● WORK REQUIRED:
From the data that follows, copy every line with the string "rank".

● SOURCE MATERIAL:

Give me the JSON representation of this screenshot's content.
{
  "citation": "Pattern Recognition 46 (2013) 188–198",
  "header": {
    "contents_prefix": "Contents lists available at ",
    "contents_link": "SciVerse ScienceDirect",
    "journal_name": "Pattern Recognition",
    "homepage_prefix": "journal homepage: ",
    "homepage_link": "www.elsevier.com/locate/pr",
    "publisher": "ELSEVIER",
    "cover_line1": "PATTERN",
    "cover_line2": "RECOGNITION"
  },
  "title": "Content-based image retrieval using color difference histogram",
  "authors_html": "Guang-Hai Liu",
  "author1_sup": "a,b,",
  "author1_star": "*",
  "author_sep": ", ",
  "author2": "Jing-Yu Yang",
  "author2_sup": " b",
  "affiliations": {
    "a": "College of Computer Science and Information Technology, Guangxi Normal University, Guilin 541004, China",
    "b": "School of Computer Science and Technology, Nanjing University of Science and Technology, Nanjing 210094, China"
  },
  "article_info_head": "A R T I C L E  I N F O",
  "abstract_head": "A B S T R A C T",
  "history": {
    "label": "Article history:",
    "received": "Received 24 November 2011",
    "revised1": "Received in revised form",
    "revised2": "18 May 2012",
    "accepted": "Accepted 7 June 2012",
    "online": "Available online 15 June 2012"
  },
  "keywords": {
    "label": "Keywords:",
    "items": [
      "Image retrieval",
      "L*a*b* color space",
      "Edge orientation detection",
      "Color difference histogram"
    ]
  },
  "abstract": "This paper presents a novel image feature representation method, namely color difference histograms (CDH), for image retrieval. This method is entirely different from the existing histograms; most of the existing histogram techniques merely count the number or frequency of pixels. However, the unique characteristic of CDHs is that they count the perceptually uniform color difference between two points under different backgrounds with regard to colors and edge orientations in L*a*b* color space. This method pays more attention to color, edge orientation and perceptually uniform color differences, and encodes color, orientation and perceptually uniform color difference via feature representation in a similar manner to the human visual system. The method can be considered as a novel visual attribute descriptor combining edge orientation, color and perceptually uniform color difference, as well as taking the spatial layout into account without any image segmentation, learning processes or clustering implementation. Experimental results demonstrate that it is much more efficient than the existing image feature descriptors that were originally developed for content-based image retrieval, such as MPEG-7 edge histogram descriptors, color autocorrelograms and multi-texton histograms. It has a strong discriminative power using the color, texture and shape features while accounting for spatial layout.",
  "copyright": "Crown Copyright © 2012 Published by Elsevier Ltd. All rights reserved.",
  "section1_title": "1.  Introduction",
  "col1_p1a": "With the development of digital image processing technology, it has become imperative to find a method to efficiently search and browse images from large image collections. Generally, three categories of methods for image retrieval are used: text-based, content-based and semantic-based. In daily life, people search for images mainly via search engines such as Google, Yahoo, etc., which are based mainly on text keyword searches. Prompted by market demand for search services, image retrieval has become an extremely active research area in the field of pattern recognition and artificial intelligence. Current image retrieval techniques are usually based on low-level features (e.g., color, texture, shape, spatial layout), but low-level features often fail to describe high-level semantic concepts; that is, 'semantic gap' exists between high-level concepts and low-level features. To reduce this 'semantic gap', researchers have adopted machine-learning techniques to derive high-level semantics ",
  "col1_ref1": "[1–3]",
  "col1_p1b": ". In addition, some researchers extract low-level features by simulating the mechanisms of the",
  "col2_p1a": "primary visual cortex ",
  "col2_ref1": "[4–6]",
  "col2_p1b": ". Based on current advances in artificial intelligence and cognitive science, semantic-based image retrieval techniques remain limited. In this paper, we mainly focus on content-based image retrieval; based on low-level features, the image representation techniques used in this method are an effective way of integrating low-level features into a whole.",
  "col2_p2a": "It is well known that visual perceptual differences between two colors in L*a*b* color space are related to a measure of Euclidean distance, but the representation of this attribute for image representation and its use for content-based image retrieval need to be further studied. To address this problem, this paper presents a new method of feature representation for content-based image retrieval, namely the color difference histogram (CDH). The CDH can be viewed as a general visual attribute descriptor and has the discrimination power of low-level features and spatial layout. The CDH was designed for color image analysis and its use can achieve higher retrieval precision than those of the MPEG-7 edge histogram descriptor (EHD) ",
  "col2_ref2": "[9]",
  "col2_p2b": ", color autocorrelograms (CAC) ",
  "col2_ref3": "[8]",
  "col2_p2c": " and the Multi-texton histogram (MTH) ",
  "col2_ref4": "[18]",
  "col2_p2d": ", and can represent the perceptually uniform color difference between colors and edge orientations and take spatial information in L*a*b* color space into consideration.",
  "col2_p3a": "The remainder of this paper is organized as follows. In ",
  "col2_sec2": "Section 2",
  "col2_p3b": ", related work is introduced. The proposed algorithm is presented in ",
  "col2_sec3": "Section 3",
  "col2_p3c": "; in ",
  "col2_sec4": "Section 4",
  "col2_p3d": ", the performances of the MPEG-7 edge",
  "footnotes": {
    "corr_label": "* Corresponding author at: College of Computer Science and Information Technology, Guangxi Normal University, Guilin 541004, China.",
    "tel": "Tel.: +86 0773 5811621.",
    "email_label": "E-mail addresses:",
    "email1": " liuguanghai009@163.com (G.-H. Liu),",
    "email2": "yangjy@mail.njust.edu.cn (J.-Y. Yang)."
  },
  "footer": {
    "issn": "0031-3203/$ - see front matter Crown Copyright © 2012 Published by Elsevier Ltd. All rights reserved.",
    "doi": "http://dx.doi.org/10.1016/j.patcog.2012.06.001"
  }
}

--

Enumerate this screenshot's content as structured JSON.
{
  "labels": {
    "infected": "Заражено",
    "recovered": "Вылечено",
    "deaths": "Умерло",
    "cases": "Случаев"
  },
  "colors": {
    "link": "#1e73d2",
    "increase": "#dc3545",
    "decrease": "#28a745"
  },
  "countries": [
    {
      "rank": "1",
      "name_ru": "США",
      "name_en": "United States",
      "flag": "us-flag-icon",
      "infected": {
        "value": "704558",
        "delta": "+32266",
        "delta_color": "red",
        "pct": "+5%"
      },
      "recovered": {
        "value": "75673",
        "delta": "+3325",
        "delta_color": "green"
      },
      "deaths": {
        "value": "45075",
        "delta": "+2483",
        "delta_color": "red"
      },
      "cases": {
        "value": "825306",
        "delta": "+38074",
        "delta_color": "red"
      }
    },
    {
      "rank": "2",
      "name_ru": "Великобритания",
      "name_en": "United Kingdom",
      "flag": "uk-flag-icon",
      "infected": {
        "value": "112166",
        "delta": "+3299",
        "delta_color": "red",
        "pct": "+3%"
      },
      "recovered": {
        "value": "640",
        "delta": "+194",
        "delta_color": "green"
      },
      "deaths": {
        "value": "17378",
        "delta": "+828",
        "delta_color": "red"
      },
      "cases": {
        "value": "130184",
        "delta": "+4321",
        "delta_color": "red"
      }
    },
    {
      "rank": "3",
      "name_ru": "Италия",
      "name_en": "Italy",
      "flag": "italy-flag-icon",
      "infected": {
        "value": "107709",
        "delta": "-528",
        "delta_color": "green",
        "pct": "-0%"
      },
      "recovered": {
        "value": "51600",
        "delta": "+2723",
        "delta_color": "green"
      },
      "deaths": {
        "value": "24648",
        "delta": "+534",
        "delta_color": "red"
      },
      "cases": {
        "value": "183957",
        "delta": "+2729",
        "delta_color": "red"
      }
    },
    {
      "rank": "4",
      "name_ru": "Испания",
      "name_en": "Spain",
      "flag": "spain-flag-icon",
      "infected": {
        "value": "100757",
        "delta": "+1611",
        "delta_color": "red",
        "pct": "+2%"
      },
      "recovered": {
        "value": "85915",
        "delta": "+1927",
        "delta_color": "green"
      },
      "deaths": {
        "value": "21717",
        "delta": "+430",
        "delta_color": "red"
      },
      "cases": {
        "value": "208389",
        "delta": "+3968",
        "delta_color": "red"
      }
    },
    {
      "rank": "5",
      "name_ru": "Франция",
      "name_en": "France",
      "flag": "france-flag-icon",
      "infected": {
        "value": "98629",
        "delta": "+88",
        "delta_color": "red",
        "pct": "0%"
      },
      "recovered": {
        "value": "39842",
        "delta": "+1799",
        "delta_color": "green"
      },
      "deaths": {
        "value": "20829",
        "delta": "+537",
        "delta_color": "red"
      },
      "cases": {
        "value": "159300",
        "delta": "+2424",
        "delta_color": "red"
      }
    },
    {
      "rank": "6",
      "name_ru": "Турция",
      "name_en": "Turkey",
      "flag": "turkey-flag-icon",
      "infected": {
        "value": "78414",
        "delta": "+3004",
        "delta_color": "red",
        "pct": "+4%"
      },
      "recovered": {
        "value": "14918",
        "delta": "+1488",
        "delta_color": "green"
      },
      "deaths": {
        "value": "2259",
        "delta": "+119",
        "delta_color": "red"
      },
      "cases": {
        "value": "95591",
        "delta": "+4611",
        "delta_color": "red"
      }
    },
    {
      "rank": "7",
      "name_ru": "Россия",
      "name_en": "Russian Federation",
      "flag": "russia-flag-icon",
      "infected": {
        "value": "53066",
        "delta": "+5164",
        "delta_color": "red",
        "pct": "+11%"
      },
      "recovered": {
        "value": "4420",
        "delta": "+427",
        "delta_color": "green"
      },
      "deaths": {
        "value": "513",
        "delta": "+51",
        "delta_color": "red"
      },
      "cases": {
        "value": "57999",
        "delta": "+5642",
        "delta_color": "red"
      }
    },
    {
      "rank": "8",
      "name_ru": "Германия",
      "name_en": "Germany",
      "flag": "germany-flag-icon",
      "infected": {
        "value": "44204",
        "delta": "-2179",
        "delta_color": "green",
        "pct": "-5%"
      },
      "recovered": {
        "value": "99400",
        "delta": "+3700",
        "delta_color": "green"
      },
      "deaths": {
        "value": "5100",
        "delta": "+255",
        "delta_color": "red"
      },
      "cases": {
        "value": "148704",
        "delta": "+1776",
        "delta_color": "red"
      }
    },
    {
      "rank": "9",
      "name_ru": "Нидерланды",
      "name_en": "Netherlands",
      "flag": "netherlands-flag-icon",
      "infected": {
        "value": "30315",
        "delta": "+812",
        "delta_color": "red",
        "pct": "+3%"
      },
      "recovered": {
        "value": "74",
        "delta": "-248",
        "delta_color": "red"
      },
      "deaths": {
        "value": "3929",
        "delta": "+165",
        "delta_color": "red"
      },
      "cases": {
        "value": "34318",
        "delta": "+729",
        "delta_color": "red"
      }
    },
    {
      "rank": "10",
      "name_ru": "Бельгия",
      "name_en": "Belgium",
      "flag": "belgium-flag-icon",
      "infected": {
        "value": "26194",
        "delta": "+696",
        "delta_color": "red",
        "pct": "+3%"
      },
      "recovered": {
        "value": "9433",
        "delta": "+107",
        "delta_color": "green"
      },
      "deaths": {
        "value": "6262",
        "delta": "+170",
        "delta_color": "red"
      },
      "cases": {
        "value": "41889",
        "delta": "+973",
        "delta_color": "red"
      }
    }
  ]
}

● RESULT FOR THIS TASK:
      "rank": "1",
      "rank": "2",
      "rank": "3",
      "rank": "4",
      "rank": "5",
      "rank": "6",
      "rank": "7",
      "rank": "8",
      "rank": "9",
      "rank": "10",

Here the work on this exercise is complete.